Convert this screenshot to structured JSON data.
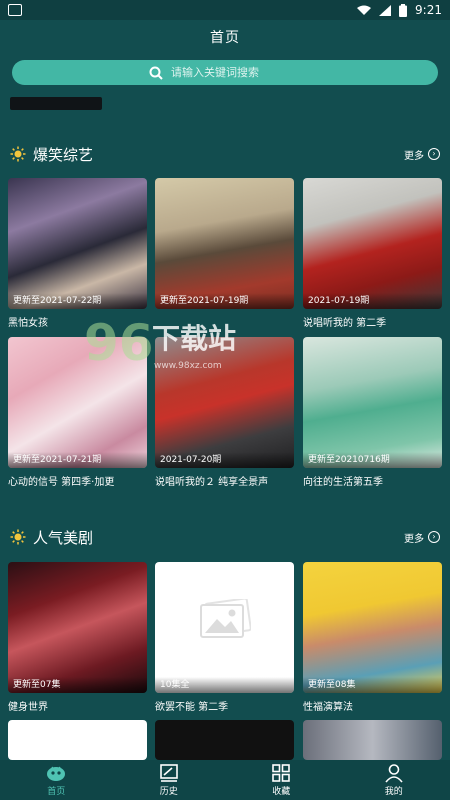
{
  "status_bar": {
    "time": "9:21"
  },
  "header": {
    "title": "首页"
  },
  "search": {
    "placeholder": "请输入关键词搜索"
  },
  "sections": [
    {
      "title": "爆笑综艺",
      "more_label": "更多",
      "items": [
        {
          "badge": "更新至2021-07-22期",
          "name": "黑怕女孩"
        },
        {
          "badge": "更新至2021-07-19期",
          "name": ""
        },
        {
          "badge": "2021-07-19期",
          "name": "说唱听我的 第二季"
        },
        {
          "badge": "更新至2021-07-21期",
          "name": "心动的信号 第四季·加更"
        },
        {
          "badge": "2021-07-20期",
          "name": "说唱听我的２ 纯享全景声"
        },
        {
          "badge": "更新至20210716期",
          "name": "向往的生活第五季"
        }
      ]
    },
    {
      "title": "人气美剧",
      "more_label": "更多",
      "items": [
        {
          "badge": "更新至07集",
          "name": "健身世界"
        },
        {
          "badge": "10集全",
          "name": "欲罢不能 第二季"
        },
        {
          "badge": "更新至08集",
          "name": "性福演算法"
        }
      ]
    }
  ],
  "watermark": {
    "text": "下载站",
    "url": "www.98xz.com",
    "num": "96"
  },
  "tabbar": [
    {
      "label": "首页",
      "icon": "home-icon",
      "active": true
    },
    {
      "label": "历史",
      "icon": "history-icon",
      "active": false
    },
    {
      "label": "收藏",
      "icon": "favorites-icon",
      "active": false
    },
    {
      "label": "我的",
      "icon": "profile-icon",
      "active": false
    }
  ],
  "colors": {
    "background": "#124d4f",
    "search_bar": "#43b7a5",
    "accent": "#4fc3b3"
  }
}
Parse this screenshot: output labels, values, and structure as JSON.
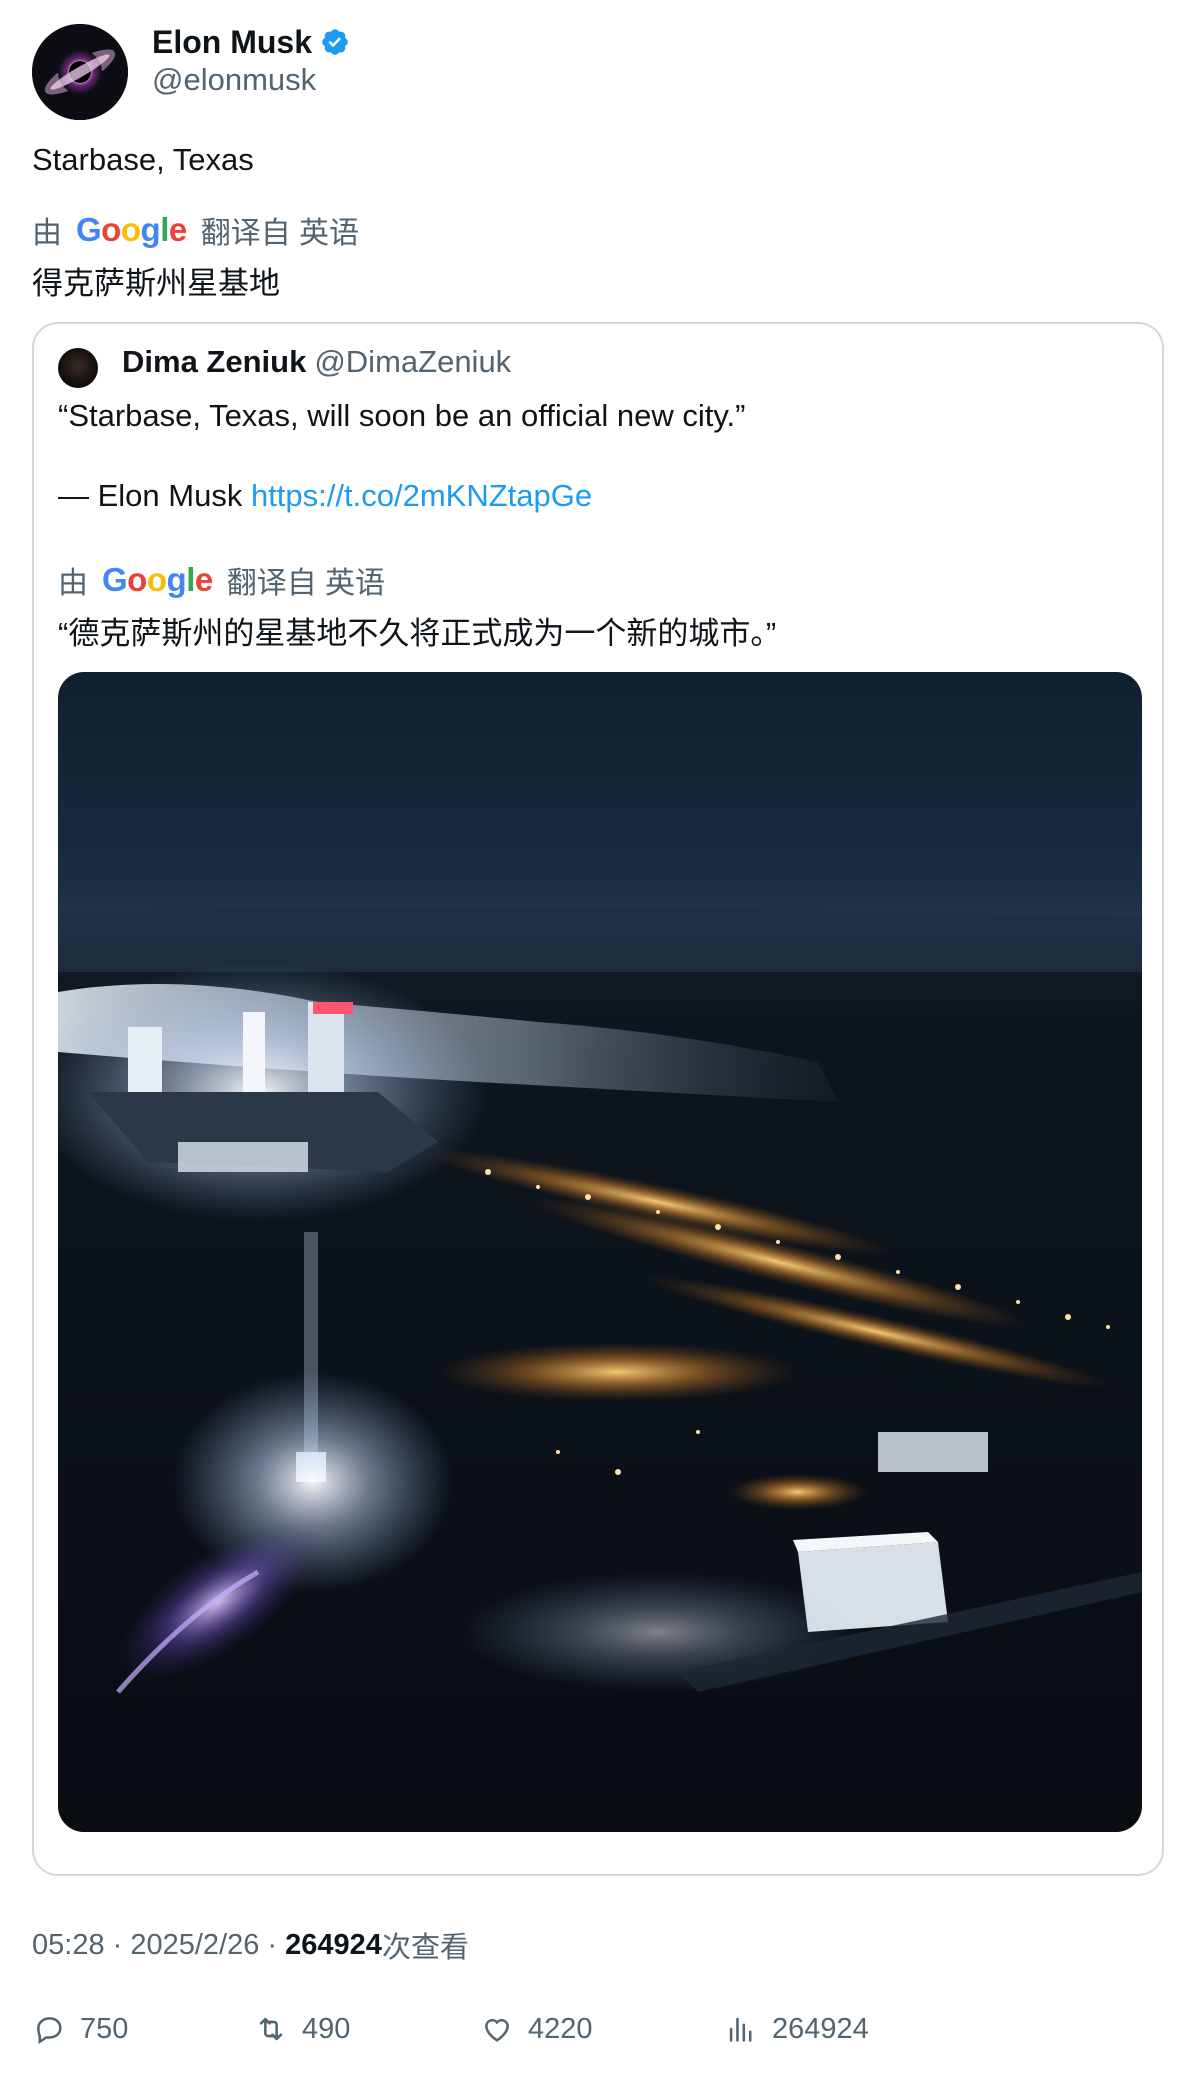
{
  "author": {
    "display_name": "Elon Musk",
    "handle": "@elonmusk",
    "verified": true,
    "avatar_icon": "black-hole-avatar"
  },
  "tweet": {
    "text": "Starbase, Texas",
    "translation": {
      "prefix": "由",
      "provider": "Google",
      "suffix": "翻译自 英语",
      "text": "得克萨斯州星基地"
    }
  },
  "quoted": {
    "display_name": "Dima Zeniuk",
    "handle": "@DimaZeniuk",
    "line1": "“Starbase, Texas, will soon be an official new city.”",
    "line2_prefix": "— Elon Musk ",
    "line2_link": "https://t.co/2mKNZtapGe",
    "translation": {
      "prefix": "由",
      "provider": "Google",
      "suffix": "翻译自 英语",
      "text": "“德克萨斯州的星基地不久将正式成为一个新的城市。”"
    }
  },
  "meta": {
    "time": "05:28",
    "sep1": " · ",
    "date": "2025/2/26",
    "sep2": " · ",
    "views": "264924",
    "views_suffix": "次查看"
  },
  "actions": {
    "replies": "750",
    "retweets": "490",
    "likes": "4220",
    "views": "264924"
  },
  "colors": {
    "verified_badge": "#1d9bf0",
    "link": "#1d9bf0",
    "secondary_text": "#536471"
  }
}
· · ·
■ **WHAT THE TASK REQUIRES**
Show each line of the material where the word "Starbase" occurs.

■ **REPLY**
    "text": "Starbase, Texas",
    "line1": "“Starbase, Texas, will soon be an official new city.”",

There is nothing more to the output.